What I felt lacking was the Russian politics of the very specific Time indications of the scenes indicated by the writer. Act one didn’t reveal or absorb the worst of the siege in the acting journey through the time indications of the writer’s guide lines, hunger and danger and death (4,ooo dead in the month of March alone of hunger!!!) the stress, wear and tear of the siege on the behaviour of these characters not sufficiently drawn – the end of the act physically needs to register not only the emotional exhaustion but the real physical possibility of extinction. The specifics of the 1946 date, where victory in war was shadowed by the re-turning tyranny of Stalin, as he reasserted his control with the fear of death or imprisonment-The First of May celebration outside the window. – Who are WE? The dominating question of the act – What did we fight for? Disillusionment overwhelming the characters as the act unwinds – the horror of Hiroshima even brought to centre stage, what is mankind? What have we as soldiers done, (Read Anthony Beevor’s BERLIN) to create a world that seems bent on permanent prison. Is this what we have de-humanised ourselves for? Next, just what is the specific purpose of Mr Arbuzov’s decision to set act three so specifically in December, 1959? Mr Stone does not seem able to bring this to bear on the playing of the act. The given circumstances of the political world that this personal story is told within is under investigated. For instance the zealous belief of any Communist in the time of Stalin in declaring the belief and practice that there is no personal life for a good comrade, throws the personal love triangle of these characters on the stage into enormous conflict and helps clarify some of the choices of the turn of events made by these young people. There is definite strain in the motivations of these characters that is not fully evolved. Reading 900 DAYS.THE SIEGE OF LENINGRAD by Harrison E. Salisbury certainly prepared me for a more bleak and desperate world than the one we saw. Similarly, Simon Montefiore’s STALIN:THE COURT OF THE RED CZAR and even his recent novel SASHENKA give a wretched insight into the struggle of the ordinary person into the behavioural patterns of a human in the iron clasp of cruel political power tyranny. “I have served Comrade Stalin and the Party with absolute fervour all my adult life. So has my wife Sashenka. However, if the party demands… I remain in my heart devoted to the Communist Party and Comrade Stalin personally: I have committed grave sins and crimes. If I face the Supreme Measure of Punishment, I shall gladly die a Bolshevik with the name of Stalin reverently on my lips. Long live the Party. Long live Stalin!” The need under threat of death to reject any personal needs that did not serve the Soviet is not really present as a vital element in this production. The Russians that I have spoken to about this play regard it highly as a true expression of the tragedy of the people of the Soviet. This play, within the censorship of the period it was written, subtly explores this. In the context of the Big Picture of the politics of the time.

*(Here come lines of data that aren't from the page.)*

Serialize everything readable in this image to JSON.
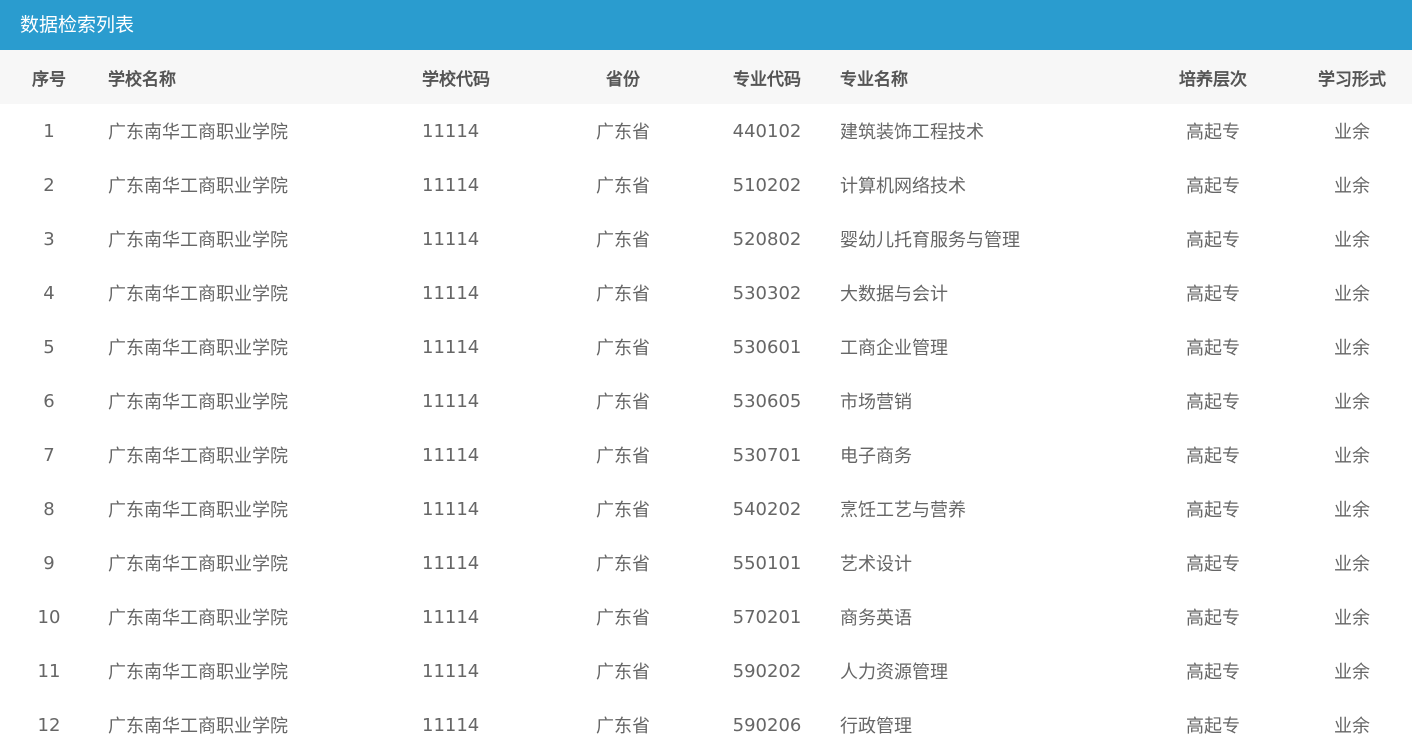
{
  "panel": {
    "title": "数据检索列表"
  },
  "colors": {
    "header_bg": "#2a9ccf",
    "table_head_bg": "#f7f7f7"
  },
  "table": {
    "columns": [
      "序号",
      "学校名称",
      "学校代码",
      "省份",
      "专业代码",
      "专业名称",
      "培养层次",
      "学习形式"
    ],
    "rows": [
      [
        "1",
        "广东南华工商职业学院",
        "11114",
        "广东省",
        "440102",
        "建筑装饰工程技术",
        "高起专",
        "业余"
      ],
      [
        "2",
        "广东南华工商职业学院",
        "11114",
        "广东省",
        "510202",
        "计算机网络技术",
        "高起专",
        "业余"
      ],
      [
        "3",
        "广东南华工商职业学院",
        "11114",
        "广东省",
        "520802",
        "婴幼儿托育服务与管理",
        "高起专",
        "业余"
      ],
      [
        "4",
        "广东南华工商职业学院",
        "11114",
        "广东省",
        "530302",
        "大数据与会计",
        "高起专",
        "业余"
      ],
      [
        "5",
        "广东南华工商职业学院",
        "11114",
        "广东省",
        "530601",
        "工商企业管理",
        "高起专",
        "业余"
      ],
      [
        "6",
        "广东南华工商职业学院",
        "11114",
        "广东省",
        "530605",
        "市场营销",
        "高起专",
        "业余"
      ],
      [
        "7",
        "广东南华工商职业学院",
        "11114",
        "广东省",
        "530701",
        "电子商务",
        "高起专",
        "业余"
      ],
      [
        "8",
        "广东南华工商职业学院",
        "11114",
        "广东省",
        "540202",
        "烹饪工艺与营养",
        "高起专",
        "业余"
      ],
      [
        "9",
        "广东南华工商职业学院",
        "11114",
        "广东省",
        "550101",
        "艺术设计",
        "高起专",
        "业余"
      ],
      [
        "10",
        "广东南华工商职业学院",
        "11114",
        "广东省",
        "570201",
        "商务英语",
        "高起专",
        "业余"
      ],
      [
        "11",
        "广东南华工商职业学院",
        "11114",
        "广东省",
        "590202",
        "人力资源管理",
        "高起专",
        "业余"
      ],
      [
        "12",
        "广东南华工商职业学院",
        "11114",
        "广东省",
        "590206",
        "行政管理",
        "高起专",
        "业余"
      ]
    ]
  }
}
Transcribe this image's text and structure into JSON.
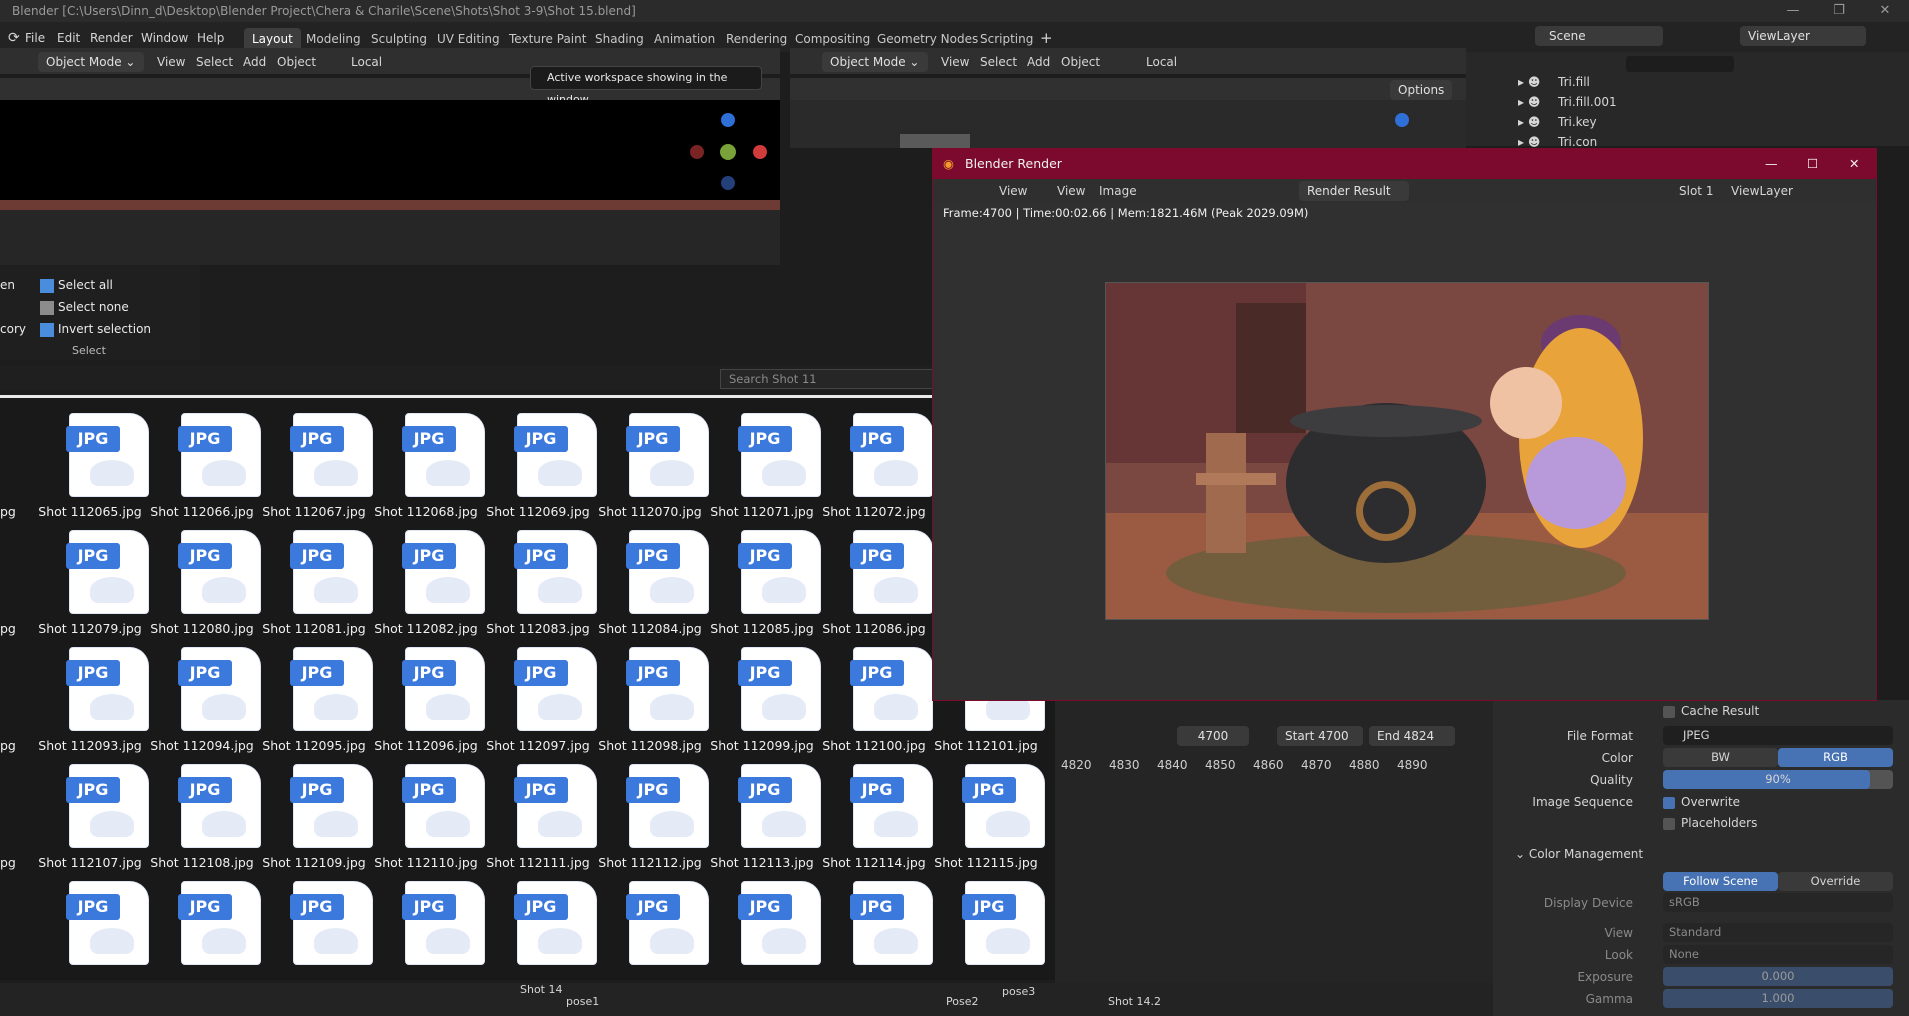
{
  "window": {
    "title": "Blender [C:\\Users\\Dinn_d\\Desktop\\Blender Project\\Chera & Charile\\Scene\\Shots\\Shot 3-9\\Shot 15.blend]"
  },
  "menu": [
    "File",
    "Edit",
    "Render",
    "Window",
    "Help"
  ],
  "workspaces": [
    "Layout",
    "Modeling",
    "Sculpting",
    "UV Editing",
    "Texture Paint",
    "Shading",
    "Animation",
    "Rendering",
    "Compositing",
    "Geometry Nodes",
    "Scripting"
  ],
  "active_workspace": "Layout",
  "scene": {
    "scene_name": "Scene",
    "view_layer": "ViewLayer"
  },
  "viewport_left": {
    "mode": "Object Mode",
    "view": "View",
    "select": "Select",
    "add": "Add",
    "object": "Object",
    "orientation": "Local",
    "tooltip": "Active workspace showing in the window."
  },
  "viewport_right": {
    "mode": "Object Mode",
    "view": "View",
    "select": "Select",
    "add": "Add",
    "object": "Object",
    "orientation": "Local",
    "options": "Options"
  },
  "outliner": {
    "search_placeholder": "",
    "items": [
      "Tri.fill",
      "Tri.fill.001",
      "Tri.key",
      "Tri.con"
    ]
  },
  "ribbon": {
    "items": [
      "Select all",
      "Select none",
      "Invert selection"
    ],
    "group_label": "Select",
    "left_items": [
      "en",
      "",
      "cory"
    ]
  },
  "explorer": {
    "search_placeholder": "Search Shot 11",
    "tag": "JPG",
    "rows": [
      [
        "Shot 112065.jpg",
        "Shot 112066.jpg",
        "Shot 112067.jpg",
        "Shot 112068.jpg",
        "Shot 112069.jpg",
        "Shot 112070.jpg",
        "Shot 112071.jpg",
        "Shot 112072.jpg",
        ""
      ],
      [
        "Shot 112079.jpg",
        "Shot 112080.jpg",
        "Shot 112081.jpg",
        "Shot 112082.jpg",
        "Shot 112083.jpg",
        "Shot 112084.jpg",
        "Shot 112085.jpg",
        "Shot 112086.jpg",
        ""
      ],
      [
        "Shot 112093.jpg",
        "Shot 112094.jpg",
        "Shot 112095.jpg",
        "Shot 112096.jpg",
        "Shot 112097.jpg",
        "Shot 112098.jpg",
        "Shot 112099.jpg",
        "Shot 112100.jpg",
        "Shot 112101.jpg"
      ],
      [
        "Shot 112107.jpg",
        "Shot 112108.jpg",
        "Shot 112109.jpg",
        "Shot 112110.jpg",
        "Shot 112111.jpg",
        "Shot 112112.jpg",
        "Shot 112113.jpg",
        "Shot 112114.jpg",
        "Shot 112115.jpg"
      ],
      [
        "",
        "",
        "",
        "",
        "",
        "",
        "",
        "",
        ""
      ]
    ],
    "left_partial": [
      "pg",
      "pg",
      "pg",
      "pg",
      ""
    ]
  },
  "render_window": {
    "title": "Blender Render",
    "menu": [
      "View",
      "View",
      "Image"
    ],
    "image_name": "Render Result",
    "slot": "Slot 1",
    "view_layer": "ViewLayer",
    "stats": "Frame:4700 | Time:00:02.66 | Mem:1821.46M (Peak 2029.09M)"
  },
  "timeline": {
    "current_frame": "4700",
    "start_label": "Start",
    "start": "4700",
    "end_label": "End",
    "end": "4824",
    "ticks": [
      "4820",
      "4830",
      "4840",
      "4850",
      "4860",
      "4870",
      "4880",
      "4890"
    ]
  },
  "properties": {
    "cache_result": "Cache Result",
    "file_format_label": "File Format",
    "file_format": "JPEG",
    "color_label": "Color",
    "color_bw": "BW",
    "color_rgb": "RGB",
    "quality_label": "Quality",
    "quality": "90%",
    "quality_value": 0.9,
    "image_sequence_label": "Image Sequence",
    "overwrite": "Overwrite",
    "placeholders": "Placeholders",
    "color_mgmt": "Color Management",
    "follow_scene": "Follow Scene",
    "override": "Override",
    "display_device_label": "Display Device",
    "display_device": "sRGB",
    "view_label": "View",
    "view": "Standard",
    "look_label": "Look",
    "look": "None",
    "exposure_label": "Exposure",
    "exposure": "0.000",
    "gamma_label": "Gamma",
    "gamma": "1.000"
  },
  "sequencer": {
    "markers": [
      "Shot 14",
      "pose1",
      "Pose2",
      "pose3",
      "Shot 14.2"
    ]
  },
  "colors": {
    "accent": "#4772b3",
    "render_title": "#7c0a2e",
    "jpg_blue": "#3b79dc"
  }
}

Later this year Mr Stone is presenting downstairs at B Sharp THE ONLY CHILD, an adaptation of Ibsen’s LITTLE EYOLF. Which way will he tread? SPRING AWAKENING or THE PROMISE. Let us hope that the continuous evolution of this very interesting director keeps his audience contented with his visions.

Playing now until 23 August.
For more information or to book click here.